GOP: It's 'Alive'
- February 7, 1997
Although they were lukewarm, at best, toward President Clinton's FY98 budget proposal Thursday, Republican leaders still said they want to begin early budget negotiations with the president.
"We don't intend to take a Republican budget and drive it through," Senate Majority Whip Don Nickles, R-Okla., told CongressDaily late Thursday. Nickles said GOP leaders want to use next week's meeting with Clinton to lay the groundwork for opening more detailed negotiations.
Republicans have said they want early talks with the administration, and, with the hope of a quick budget deal, aides have suggested those talks could begin even before an FY98 budget resolution goes to the floor in either chamber.
Senate Majority Leader Trent Lott, R-Miss., said while Clinton's budget is "alive ... it's definitely not kicking." Nevertheless, Lott added: "Republicans have said that our goal is to work to achieve an agreement with the administration to balance the budget in 2002 and beyond. We will continue to work to make this happen."

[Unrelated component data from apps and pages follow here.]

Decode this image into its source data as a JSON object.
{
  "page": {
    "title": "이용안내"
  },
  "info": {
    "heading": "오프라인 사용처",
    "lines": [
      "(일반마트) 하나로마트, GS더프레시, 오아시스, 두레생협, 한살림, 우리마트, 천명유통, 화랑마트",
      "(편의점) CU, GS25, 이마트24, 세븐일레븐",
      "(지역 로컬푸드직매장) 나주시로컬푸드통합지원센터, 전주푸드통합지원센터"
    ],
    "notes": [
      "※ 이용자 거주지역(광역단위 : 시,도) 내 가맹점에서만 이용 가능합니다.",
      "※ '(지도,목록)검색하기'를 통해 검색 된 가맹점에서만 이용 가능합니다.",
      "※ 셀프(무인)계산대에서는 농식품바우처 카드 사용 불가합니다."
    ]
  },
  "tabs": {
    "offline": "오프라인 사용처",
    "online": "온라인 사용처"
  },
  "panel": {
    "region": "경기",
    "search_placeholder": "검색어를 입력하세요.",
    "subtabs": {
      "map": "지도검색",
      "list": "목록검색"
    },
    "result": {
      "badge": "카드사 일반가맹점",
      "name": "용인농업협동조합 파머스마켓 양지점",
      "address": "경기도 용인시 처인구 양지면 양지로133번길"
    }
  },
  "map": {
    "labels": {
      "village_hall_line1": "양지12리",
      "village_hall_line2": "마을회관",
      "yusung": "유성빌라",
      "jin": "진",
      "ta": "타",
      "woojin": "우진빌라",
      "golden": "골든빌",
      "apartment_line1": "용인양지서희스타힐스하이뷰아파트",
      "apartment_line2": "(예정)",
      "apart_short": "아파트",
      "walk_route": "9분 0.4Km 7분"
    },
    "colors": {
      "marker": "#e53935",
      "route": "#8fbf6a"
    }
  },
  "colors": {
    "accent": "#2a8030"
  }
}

For their part, White House officials Thursday downplayed the negative responses from Republicans, and emphasized the fact that Clinton's budget is being taken seriously on Capitol Hill. "We fully expected that there would be criticism, but the important thing for the president is that there has been no dismissal of his budget proposal as a document `dead on arrival'," White House Press Secretary Michael McCurry said.
As for reaction from within Clinton's own party, Senate Budget ranking member Frank Lautenberg, D-N.J., said he is happy enough with the president's budget that he does not foresee Senate Democrats coming up with a spending blueprint of their own.

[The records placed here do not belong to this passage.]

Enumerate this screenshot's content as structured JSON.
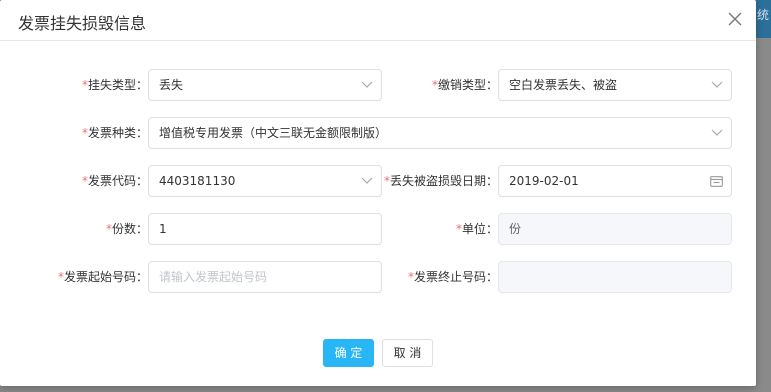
{
  "background": {
    "topbar_color": "#2c6f98",
    "overlay_text": "统"
  },
  "dialog": {
    "title": "发票挂失损毁信息",
    "close_icon": "close-icon"
  },
  "form": {
    "loss_type": {
      "label": "挂失类型：",
      "value": "丢失"
    },
    "cancel_type": {
      "label": "缴销类型：",
      "value": "空白发票丢失、被盗"
    },
    "invoice_kind": {
      "label": "发票种类：",
      "value": "增值税专用发票（中文三联无金额限制版）"
    },
    "invoice_code": {
      "label": "发票代码：",
      "value": "4403181130"
    },
    "loss_date": {
      "label": "丢失被盗损毁日期：",
      "value": "2019-02-01"
    },
    "quantity": {
      "label": "份数：",
      "value": "1"
    },
    "unit": {
      "label": "单位：",
      "value": "份"
    },
    "start_number": {
      "label": "发票起始号码：",
      "value": "",
      "placeholder": "请输入发票起始号码"
    },
    "end_number": {
      "label": "发票终止号码：",
      "value": ""
    }
  },
  "footer": {
    "confirm_label": "确 定",
    "cancel_label": "取 消"
  },
  "colors": {
    "primary": "#29b6f6",
    "required": "#f56c6c",
    "border": "#dcdfe6"
  }
}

"The president has presented a budget I am comfortable with," Lautenberg said. "I think it's the kind of budget that most Democrats will enthusiastically support. The last thing we want to do is have some internal warfare." Lautenberg said he is convinced GOP leaders would like a fast budget deal.
"The problem is going to be with the more extreme Republican members," Lautenberg said. "Will the Republican leadership, with all its good intentions, be able to round up the wild horses and get them in the corral?"
Despite the pledges of cooperation to reach a future budget deal, Republicans Thursday were far less positive about Clinton's specific proposals.
"Billions in additional new spending contradict the president's publicly stated commitment to balancing the budget," House Appropriations Chairman Robert Livingston, R-La., said.
Livingston said he is worried the administration wants to pay for new spending through $2.3 billion in new user fees, a plan he said Congress would not accept.
Livingston said the $2 billion cut in defense spending is not as severe as in past years, but said he is worried the administration is proposing $2.8 billion more in defense rescissions than are needed to pay for a supplemental appropriation for the cost of the Bosnia mission.
He also said he was disappointed that the administration did not specify offsetting cuts for the $2 billion supplemental needed for the Bosnia mission.
House National Security Chairman Floyd Spence, R-S.C., also was upset with the defense numbers, saying, "As opposed to building a bridge to the 21st Century for our military forces, this budget request looks more like a tightrope without a safety net."
The release of the budget also triggered a renewal of the battle over whether the administration should use OMB or CBO economic assumptions.
"While uncertainty exists in any economic forecast, considering the demographic and fiscal challenges facing the country in the next century from an aging population, the more conservative CBO economic forecast would normally be preferred," the Senate Budget Committee Republican staff said in an analysis of the president's budget.
Senate Budget Chairman Pete Domenici, R-N.M., and House Budget Chairman John Kasich, R-Ohio, charged that by using OMB assumptions, the administration was able to avoid having to make an additional $58 billion in cuts.
Democrats, however, defended the OMB assumptions as more accurate than the CBO's.
"In the past four years ... OMB's forecasting record for both the economy and the deficit have been superior to CBO's, even while actual growth and deficits have been better than either agency's projections," the Senate Budget Committee Democratic staff said in its own analysis.
Lautenberg echoed those sentiments, saying the "OMB has been far more accurate than CBO."
Meanwhile, in defense of the harsh criticism from Domenici and Kasich, White House aides explained that although the president's budget includes serious increases in nondefense discretionary spending, it includes an 8.8 percent cut that is adjusted for inflation.
"It is tough that it has an 8.8 percent real cut, and that includes within it significant increases," National Economic Council Chairman Gene Sperling said.
Sperling also defended the White House from criticism that it used a six-year number instead of a five-year number to describe its savings in Medicare.
He said the White House lists Medicare savings of $138 billion over six years, instead of $100 billion over five years, which would be consistent with the rest of the budget, to stress the comparison with the Coalition's proposal last year. The Coalition budget called for roughly $138 billion in Medicare savings over six years and slightly less than $100 billion over five years.
Mary Ann Akers also contributed to this report.